● **THE PROBLEM**:
Below are the records; print them again exactly and omit the pictures.

*** Opening INPUT DATA ***

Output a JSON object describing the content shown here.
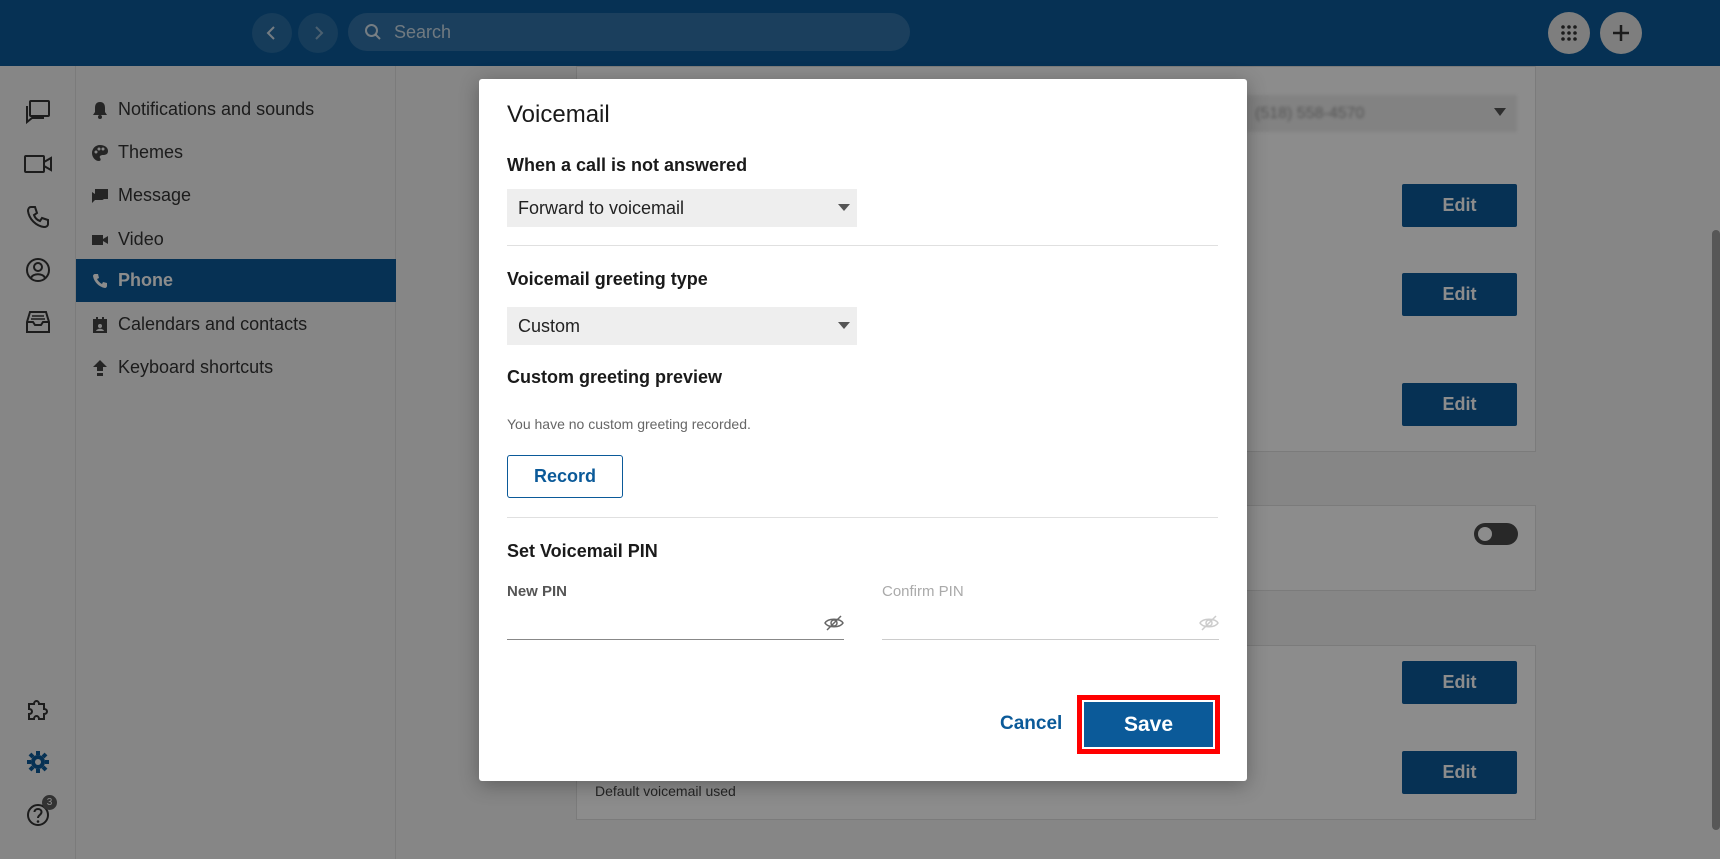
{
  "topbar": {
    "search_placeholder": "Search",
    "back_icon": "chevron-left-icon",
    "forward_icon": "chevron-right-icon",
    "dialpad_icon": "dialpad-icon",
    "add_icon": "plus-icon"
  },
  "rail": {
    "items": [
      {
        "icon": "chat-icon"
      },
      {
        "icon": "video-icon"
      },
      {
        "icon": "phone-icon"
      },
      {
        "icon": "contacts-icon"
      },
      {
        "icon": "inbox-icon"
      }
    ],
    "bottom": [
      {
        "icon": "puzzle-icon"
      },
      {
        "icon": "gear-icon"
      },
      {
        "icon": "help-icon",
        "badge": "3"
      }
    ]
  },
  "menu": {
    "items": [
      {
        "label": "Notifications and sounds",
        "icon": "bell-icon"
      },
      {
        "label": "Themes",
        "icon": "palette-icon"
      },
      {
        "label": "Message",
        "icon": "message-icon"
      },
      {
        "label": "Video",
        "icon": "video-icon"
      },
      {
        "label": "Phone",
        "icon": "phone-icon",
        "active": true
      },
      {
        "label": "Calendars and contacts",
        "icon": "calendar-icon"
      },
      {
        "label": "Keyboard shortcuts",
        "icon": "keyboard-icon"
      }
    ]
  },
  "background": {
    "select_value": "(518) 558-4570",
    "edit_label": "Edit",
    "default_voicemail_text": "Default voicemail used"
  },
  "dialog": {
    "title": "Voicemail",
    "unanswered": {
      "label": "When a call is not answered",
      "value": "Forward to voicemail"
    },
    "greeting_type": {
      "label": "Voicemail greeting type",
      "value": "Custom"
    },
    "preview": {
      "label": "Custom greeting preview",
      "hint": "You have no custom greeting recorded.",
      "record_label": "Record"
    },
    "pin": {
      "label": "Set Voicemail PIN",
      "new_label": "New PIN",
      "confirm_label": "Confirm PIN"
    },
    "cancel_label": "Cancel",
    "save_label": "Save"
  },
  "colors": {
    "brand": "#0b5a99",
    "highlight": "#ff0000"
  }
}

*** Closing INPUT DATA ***

● **EXPECTED OUTPUT**:
Output a JSON object describing the content shown here.
{
  "topbar": {
    "search_placeholder": "Search",
    "back_icon": "chevron-left-icon",
    "forward_icon": "chevron-right-icon",
    "dialpad_icon": "dialpad-icon",
    "add_icon": "plus-icon"
  },
  "rail": {
    "items": [
      {
        "icon": "chat-icon"
      },
      {
        "icon": "video-icon"
      },
      {
        "icon": "phone-icon"
      },
      {
        "icon": "contacts-icon"
      },
      {
        "icon": "inbox-icon"
      }
    ],
    "bottom": [
      {
        "icon": "puzzle-icon"
      },
      {
        "icon": "gear-icon"
      },
      {
        "icon": "help-icon",
        "badge": "3"
      }
    ]
  },
  "menu": {
    "items": [
      {
        "label": "Notifications and sounds",
        "icon": "bell-icon"
      },
      {
        "label": "Themes",
        "icon": "palette-icon"
      },
      {
        "label": "Message",
        "icon": "message-icon"
      },
      {
        "label": "Video",
        "icon": "video-icon"
      },
      {
        "label": "Phone",
        "icon": "phone-icon",
        "active": true
      },
      {
        "label": "Calendars and contacts",
        "icon": "calendar-icon"
      },
      {
        "label": "Keyboard shortcuts",
        "icon": "keyboard-icon"
      }
    ]
  },
  "background": {
    "select_value": "(518) 558-4570",
    "edit_label": "Edit",
    "default_voicemail_text": "Default voicemail used"
  },
  "dialog": {
    "title": "Voicemail",
    "unanswered": {
      "label": "When a call is not answered",
      "value": "Forward to voicemail"
    },
    "greeting_type": {
      "label": "Voicemail greeting type",
      "value": "Custom"
    },
    "preview": {
      "label": "Custom greeting preview",
      "hint": "You have no custom greeting recorded.",
      "record_label": "Record"
    },
    "pin": {
      "label": "Set Voicemail PIN",
      "new_label": "New PIN",
      "confirm_label": "Confirm PIN"
    },
    "cancel_label": "Cancel",
    "save_label": "Save"
  },
  "colors": {
    "brand": "#0b5a99",
    "highlight": "#ff0000"
  }
}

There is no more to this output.